“It is possible to engage citizens, to get them interested and better informed about the EU,” is the main conclusion drawn from this experiment, says Stephen Boucher, one of the organisers of a pan-European deliberative poll – Tomorrow’s Europe.
The poll brought together 362 randomly-chosen citizens in the first-ever EU-wide deliberative poll, discussing economic and social reform, future enlargement and the EU’s role in the world.
The poll, conducted by TNS, revealed that support for economic and social reforms, such as raising the retirement age and making it more attractive to work longer before retiring, increased from 26% to 40% and from 57% to 70% respectively after citizens had debated the issues among themselves.
“People accept the need for economic and social reforms and want both their national governments and the EU to take action. After deliberation, they are more willing to reform pension systems,” Boucher explains.

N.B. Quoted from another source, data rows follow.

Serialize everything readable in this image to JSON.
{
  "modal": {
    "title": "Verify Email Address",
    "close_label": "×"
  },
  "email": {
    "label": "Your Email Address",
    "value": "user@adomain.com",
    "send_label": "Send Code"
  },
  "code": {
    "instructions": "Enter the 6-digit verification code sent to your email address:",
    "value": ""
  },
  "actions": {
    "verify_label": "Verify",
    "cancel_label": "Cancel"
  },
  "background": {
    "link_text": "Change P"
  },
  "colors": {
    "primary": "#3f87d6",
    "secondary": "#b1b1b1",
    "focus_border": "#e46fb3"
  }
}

However, the results show a downward trend in opinion towards enlargement following the deliberations. The percentage of people agreeing that additional countries that meet all the political and economic conditions for membership should be admitted to the EU decreased from 65% to 60%. More specifically, support for admitting Turkey into the EU fell from 55% to 45%, and support for Ukraine went from 69% to 55%.
The organisers hope that this one-off experiment will act as a “springboard” for future deliberative polls. The main problem, according to Boucher, is that “citizens feel distant from EU institutions and policy making processes. The link between their opinion, vote and voice and everyday decisions in Brussels is not obvious to them, so they become disengaged, disinterested.”
The co-organiser of the Tomorrow’s Europe initiative thinks that polls have an important role to play in EU policy-making. “Of course, politicians’ decisions should not be guided by polls. However, politicians need incentive to take action, and deliberative polls have a recommending force, because they are truly representative and deliberative,” Boucher argues.